Vaccine hesitancy is a significant hurdle experienced in the US. In response to this, a team of researchers analyzed adults who reported a medical provider recommended the COVID-19 vaccine, studied vaccination status, and general attitudes.
How can we overcome roadblocks to getting people vaccinated for COVID-19? The United States is still facing hurdles in getting people vaccinated, let alone boosted. Now more than ever—with a novel variant of concern (Omicron), and a growing 7-day average of over 275,000 cases. According to the Centers for Disease Control and Prevention (CDC), there were 431,567 new cases reported on December 28th. Sadly, only 61.9% of the US population is fully vaccinated.

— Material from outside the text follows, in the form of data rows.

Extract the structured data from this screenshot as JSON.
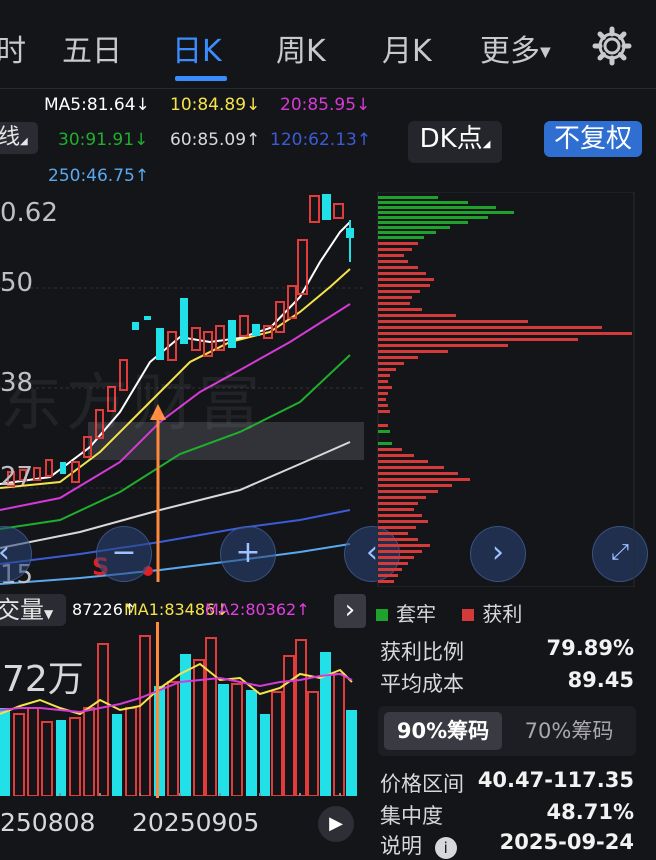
{
  "tabs": {
    "items": [
      {
        "label": "时"
      },
      {
        "label": "五日"
      },
      {
        "label": "日K"
      },
      {
        "label": "周K"
      },
      {
        "label": "月K"
      },
      {
        "label": "更多"
      }
    ],
    "active_index": 2
  },
  "ma_row1": {
    "ma5": "MA5:81.64↓",
    "ma10": "10:84.89↓",
    "ma20": "20:85.95↓"
  },
  "ma_row2": {
    "ma30": "30:91.91↓",
    "ma60": "60:85.09↑",
    "ma120": "120:62.13↑"
  },
  "ma_row3": {
    "ma250": "250:46.75↑"
  },
  "line_selector": "线",
  "dk_button": "DK点",
  "fq_button": "不复权",
  "price_axis": [
    "0.62",
    "50",
    "38",
    "27",
    "15"
  ],
  "watermark": "东方财富",
  "marker_s": "S",
  "volume_bar": {
    "label": "交量",
    "value": "87226↑",
    "ma1": "MA1:83486↓",
    "ma2": "MA2:80362↑"
  },
  "volume_axis": "72万",
  "dates": [
    "250808",
    "20250905"
  ],
  "chip_legend": {
    "trapped": "套牢",
    "profit": "获利"
  },
  "stats": {
    "profit_ratio_label": "获利比例",
    "profit_ratio_value": "79.89%",
    "avg_cost_label": "平均成本",
    "avg_cost_value": "89.45"
  },
  "chip_tabs": {
    "tab90": "90%筹码",
    "tab70": "70%筹码"
  },
  "stats2": {
    "range_label": "价格区间",
    "range_value": "40.47-117.35",
    "concentration_label": "集中度",
    "concentration_value": "48.71%",
    "note_label": "说明",
    "note_value": "2025-09-24"
  },
  "colors": {
    "up": "#e23b3b",
    "down": "#21e0e8",
    "ma5": "#ffffff",
    "ma10": "#f5e34a",
    "ma20": "#d63ad6",
    "ma30": "#1fae2d",
    "ma60": "#d9d9d9",
    "ma120": "#3c5bd6",
    "ma250": "#5aa9f0",
    "accent": "#3b8dff",
    "chip_profit": "#d43a3a",
    "chip_trapped": "#1fa22c"
  }
}
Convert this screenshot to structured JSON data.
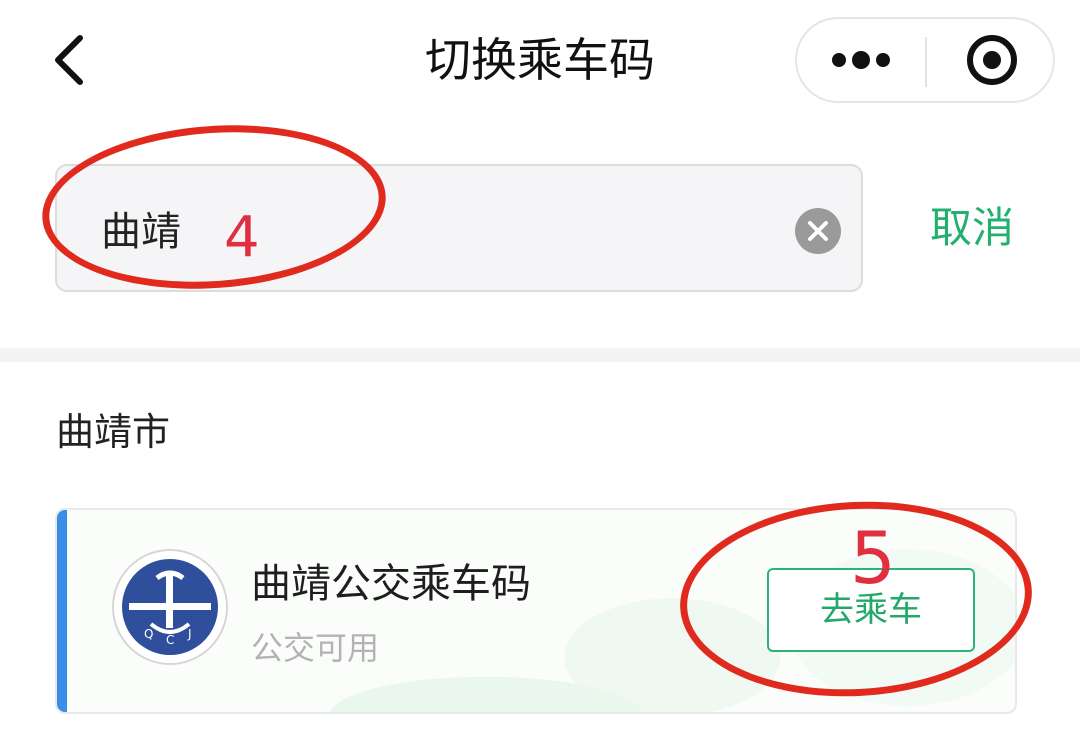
{
  "nav": {
    "title": "切换乘车码",
    "back_icon": "chevron-left-icon",
    "more_icon": "more-dots-icon",
    "close_icon": "target-circle-icon"
  },
  "search": {
    "value": "曲靖",
    "clear_icon": "clear-circle-icon",
    "cancel_label": "取消"
  },
  "annotations": {
    "label_4": "4",
    "label_5": "5",
    "color": "#e02a1e"
  },
  "results": {
    "city": "曲靖市",
    "items": [
      {
        "name": "曲靖公交乘车码",
        "subtitle": "公交可用",
        "action_label": "去乘车",
        "logo_letters": "QCJ"
      }
    ]
  },
  "colors": {
    "accent_green": "#21b06d",
    "card_accent_blue": "#3a8ee8",
    "logo_blue": "#2f4f9c"
  }
}
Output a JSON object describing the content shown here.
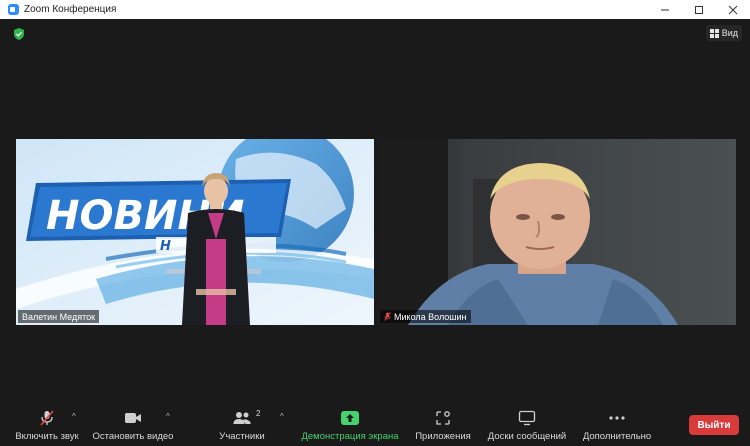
{
  "window": {
    "title": "Zoom Конференция"
  },
  "header": {
    "view_label": "Вид"
  },
  "participants": [
    {
      "name": "Валетин Медяток",
      "muted": false
    },
    {
      "name": "Микола Волошин",
      "muted": true
    }
  ],
  "broadcast": {
    "banner_text": "НОВИНИ",
    "banner_sub": "Н"
  },
  "toolbar": {
    "unmute_label": "Включить звук",
    "stop_video_label": "Остановить видео",
    "participants_label": "Участники",
    "participants_count": "2",
    "share_label": "Демонстрация экрана",
    "apps_label": "Приложения",
    "whiteboard_label": "Доски сообщений",
    "more_label": "Дополнительно",
    "leave_label": "Выйти"
  },
  "colors": {
    "accent_green": "#47d16c",
    "leave_red": "#d93b3b",
    "background": "#1a1a1a"
  }
}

Vaccine hesitancy is a significant hurdle we’ve experienced in the United States. From politicization to confusion regarding breakthrough infections, to overall belief in COVID-19, these have been challenges for public health efforts. One thing that can often help breakthrough this roadblock, is a conversation with a medical provider who recommends getting the vaccine.

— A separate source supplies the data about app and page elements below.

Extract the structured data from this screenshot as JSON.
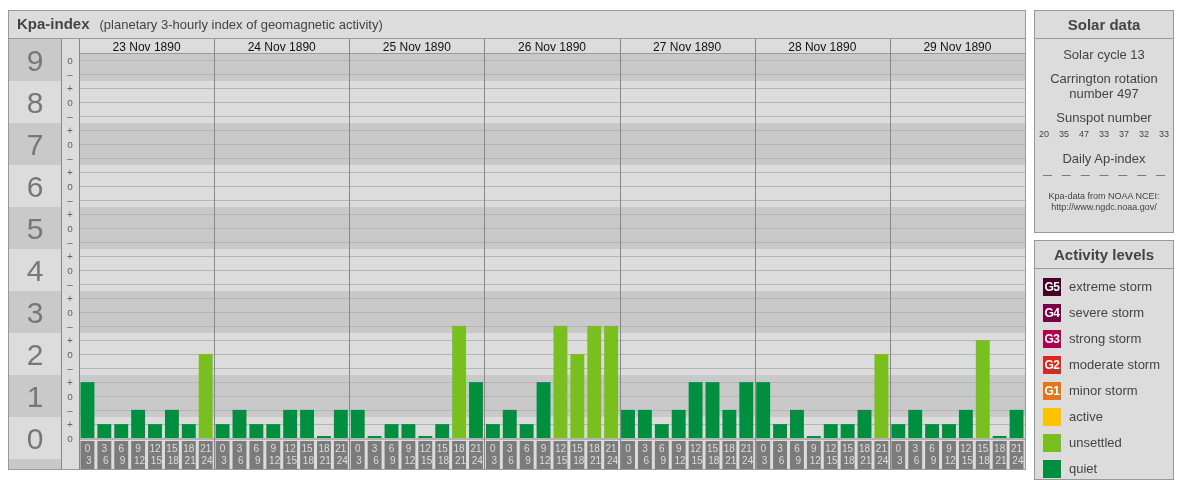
{
  "kp_panel": {
    "title": "Kpa-index",
    "subtitle": "(planetary 3-hourly index of geomagnetic activity)",
    "days": [
      "23 Nov 1890",
      "24 Nov 1890",
      "25 Nov 1890",
      "26 Nov 1890",
      "27 Nov 1890",
      "28 Nov 1890",
      "29 Nov 1890"
    ],
    "subdivision_marks": [
      "o",
      "–",
      "+",
      "o",
      "–",
      "+",
      "o",
      "–",
      "+",
      "o",
      "–",
      "+",
      "o",
      "–",
      "+",
      "o",
      "–",
      "+",
      "o",
      "–",
      "+",
      "o",
      "–",
      "+",
      "o",
      "–",
      "+",
      "o"
    ],
    "chart_data": {
      "type": "bar",
      "stacked": true,
      "grid": true,
      "ylim": [
        -0.75,
        9.5
      ],
      "categories": [
        "0 3",
        "3 6",
        "6 9",
        "9 12",
        "12 15",
        "15 18",
        "18 21",
        "21 24",
        "0 3",
        "3 6",
        "6 9",
        "9 12",
        "12 15",
        "15 18",
        "18 21",
        "21 24",
        "0 3",
        "3 6",
        "6 9",
        "9 12",
        "12 15",
        "15 18",
        "18 21",
        "21 24",
        "0 3",
        "3 6",
        "6 9",
        "9 12",
        "12 15",
        "15 18",
        "18 21",
        "21 24",
        "0 3",
        "3 6",
        "6 9",
        "9 12",
        "12 15",
        "15 18",
        "18 21",
        "21 24",
        "0 3",
        "3 6",
        "6 9",
        "9 12",
        "12 15",
        "15 18",
        "18 21",
        "21 24",
        "0 3",
        "3 6",
        "6 9",
        "9 12",
        "12 15",
        "15 18",
        "18 21",
        "21 24"
      ],
      "yticks": [
        {
          "value": 9,
          "label": "9"
        },
        {
          "value": 8,
          "label": "8"
        },
        {
          "value": 7,
          "label": "7"
        },
        {
          "value": 6,
          "label": "6"
        },
        {
          "value": 5,
          "label": "5"
        },
        {
          "value": 4,
          "label": "4"
        },
        {
          "value": 3,
          "label": "3"
        },
        {
          "value": 2,
          "label": "2"
        },
        {
          "value": 1,
          "label": "1"
        },
        {
          "value": 0,
          "label": "0"
        }
      ],
      "series": [
        {
          "color": "#008f3f",
          "values": [
            1.33,
            0.33,
            0.33,
            0.67,
            0.33,
            0.67,
            0.33,
            null,
            0.33,
            0.67,
            0.33,
            0.33,
            0.67,
            0.67,
            0,
            0.67,
            0.67,
            0,
            0.33,
            0.33,
            0,
            0.33,
            null,
            1.33,
            0.33,
            0.67,
            0.33,
            1.33,
            null,
            null,
            null,
            null,
            0.67,
            0.67,
            0.33,
            0.67,
            1.33,
            1.33,
            0.67,
            1.33,
            1.33,
            0.33,
            0.67,
            0,
            0.33,
            0.33,
            0.67,
            null,
            0.33,
            0.67,
            0.33,
            0.33,
            0.67,
            null,
            0,
            0.67
          ]
        },
        {
          "color": "#78bf1f",
          "values": [
            null,
            null,
            null,
            null,
            null,
            null,
            null,
            2,
            null,
            null,
            null,
            null,
            null,
            null,
            null,
            null,
            null,
            null,
            null,
            null,
            null,
            null,
            2.67,
            null,
            null,
            null,
            null,
            null,
            2.67,
            2,
            2.67,
            2.67,
            null,
            null,
            null,
            null,
            null,
            null,
            null,
            null,
            null,
            null,
            null,
            null,
            null,
            null,
            null,
            2,
            null,
            null,
            null,
            null,
            null,
            2.33,
            null,
            null
          ]
        }
      ]
    }
  },
  "solar_data": {
    "title": "Solar data",
    "solar_cycle": "Solar cycle 13",
    "carrington": "Carrington rotation number 497",
    "sunspot_heading": "Sunspot number",
    "sunspots": [
      "20",
      "35",
      "47",
      "33",
      "37",
      "32",
      "33"
    ],
    "ap_heading": "Daily Ap-index",
    "ap_values": [
      "—",
      "—",
      "—",
      "—",
      "—",
      "—",
      "—"
    ],
    "source_lines": [
      "Kpa-data from NOAA NCEI:",
      "http://www.ngdc.noaa.gov/"
    ]
  },
  "activity_levels": {
    "title": "Activity levels",
    "items": [
      {
        "badge": "G5",
        "label": "extreme storm",
        "color": "#4a0028"
      },
      {
        "badge": "G4",
        "label": "severe storm",
        "color": "#780046"
      },
      {
        "badge": "G3",
        "label": "strong storm",
        "color": "#b0004f"
      },
      {
        "badge": "G2",
        "label": "moderate storm",
        "color": "#d9291c"
      },
      {
        "badge": "G1",
        "label": "minor storm",
        "color": "#e8741a"
      },
      {
        "label": "active",
        "color": "#fcc400"
      },
      {
        "label": "unsettled",
        "color": "#78bf1f"
      },
      {
        "label": "quiet",
        "color": "#008f3f"
      }
    ]
  }
}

In response to this, a team of researchers analyzed adults who reported that a medical provider recommended the COVID-19 vaccine, studied vaccination status and general attitudes within the United States from April to September of 2021.
Reported in the CDC’s Morbidity and Mortality Weekly Report (MMWR), the research team utilized the National Immunization Survey–Adult COVID Module (NIS-ACM) to assess the prevalence of report of a provider recommending the vaccine and then subsequent coverage. The authors noted that, “Prevalence of report of a provider recommendation for COVID-19 vaccination among adults increased from 34.6%, during April 22–May 29, to 40.5%, during August 29–September 25, 2021. Adults who reported a provider recommendation for COVID-19 vaccination were more likely to have received ≥1 dose of a COVID-19 vaccine (77.6%) than were those who did not receive a recommendation (61.9%) (adjusted prevalence ratio [aPR] = 1.12). Report of a provider recommendation was associated with concern about COVID-19 (aPR = 1.31), belief that COVID-19 vaccines are important to protect oneself (aPR = 1.15), belief that COVID-19 vaccination was very or completely safe (aPR = 1.17), and perception that many or all of their family and friends had received COVID-19 vaccination (aPR = 1.19).”

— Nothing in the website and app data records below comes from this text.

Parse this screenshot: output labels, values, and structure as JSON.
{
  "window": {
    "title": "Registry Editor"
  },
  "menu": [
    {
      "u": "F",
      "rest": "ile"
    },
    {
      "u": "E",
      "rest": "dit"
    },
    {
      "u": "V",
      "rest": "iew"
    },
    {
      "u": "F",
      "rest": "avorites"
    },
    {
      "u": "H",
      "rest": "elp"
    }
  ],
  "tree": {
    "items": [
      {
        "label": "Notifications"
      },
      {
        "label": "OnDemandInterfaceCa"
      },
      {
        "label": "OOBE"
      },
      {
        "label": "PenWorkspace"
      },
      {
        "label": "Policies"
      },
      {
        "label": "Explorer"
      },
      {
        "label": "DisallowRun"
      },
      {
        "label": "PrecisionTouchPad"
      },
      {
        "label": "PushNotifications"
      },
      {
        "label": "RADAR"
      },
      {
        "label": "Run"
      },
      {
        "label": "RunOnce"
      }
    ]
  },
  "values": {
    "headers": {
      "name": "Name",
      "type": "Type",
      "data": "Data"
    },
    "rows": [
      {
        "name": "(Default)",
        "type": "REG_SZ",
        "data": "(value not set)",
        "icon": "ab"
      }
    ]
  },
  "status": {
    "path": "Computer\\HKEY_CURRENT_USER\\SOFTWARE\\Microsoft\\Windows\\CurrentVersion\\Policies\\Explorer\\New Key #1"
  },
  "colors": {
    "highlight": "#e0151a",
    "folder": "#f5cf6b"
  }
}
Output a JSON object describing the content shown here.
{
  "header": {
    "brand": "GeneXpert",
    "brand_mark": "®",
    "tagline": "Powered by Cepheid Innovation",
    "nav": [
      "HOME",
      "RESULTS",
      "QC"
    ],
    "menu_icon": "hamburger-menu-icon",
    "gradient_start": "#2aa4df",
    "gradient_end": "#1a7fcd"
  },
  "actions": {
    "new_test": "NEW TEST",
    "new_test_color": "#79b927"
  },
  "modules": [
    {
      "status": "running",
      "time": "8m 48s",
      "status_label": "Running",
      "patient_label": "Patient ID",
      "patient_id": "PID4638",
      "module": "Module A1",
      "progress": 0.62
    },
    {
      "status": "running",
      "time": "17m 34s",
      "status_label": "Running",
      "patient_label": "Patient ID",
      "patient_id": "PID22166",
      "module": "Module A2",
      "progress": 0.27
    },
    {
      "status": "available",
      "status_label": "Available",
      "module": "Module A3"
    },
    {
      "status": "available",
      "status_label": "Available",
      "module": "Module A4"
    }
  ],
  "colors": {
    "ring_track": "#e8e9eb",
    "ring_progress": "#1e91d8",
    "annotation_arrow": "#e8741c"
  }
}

Ultimately, these findings underscore the importance of healthcare providers in encouraging vaccination, but also how trusted they are by their patients. Ensuring providers have access to up-to-date information, educational resources, and the time to talk with patients about vaccines. The ability for providers to not only address questions and misunderstandings about vaccines is so utterly important for general health, but especially during a pandemic. As the authors noted, “empowering health care providers to recommend vaccination to their patients could help reinforce confidence in, and increase coverage with, COVID-19 vaccines, particularly among groups known to have lower COVID-19 vaccination coverage, including younger adults, racial/ethnic minorities, and rural residents.” As such, more efforts should be made to ensure support for providers to have these conversations, which are not always possible in such fast-moving medical settings we often see. Increasing access to medical providers, treatments, and vaccines will be a vital part to COVID-19 response, meaning that now more than ever, we need to invest in these efforts and empower medical providers to recommend these life-saving vaccines.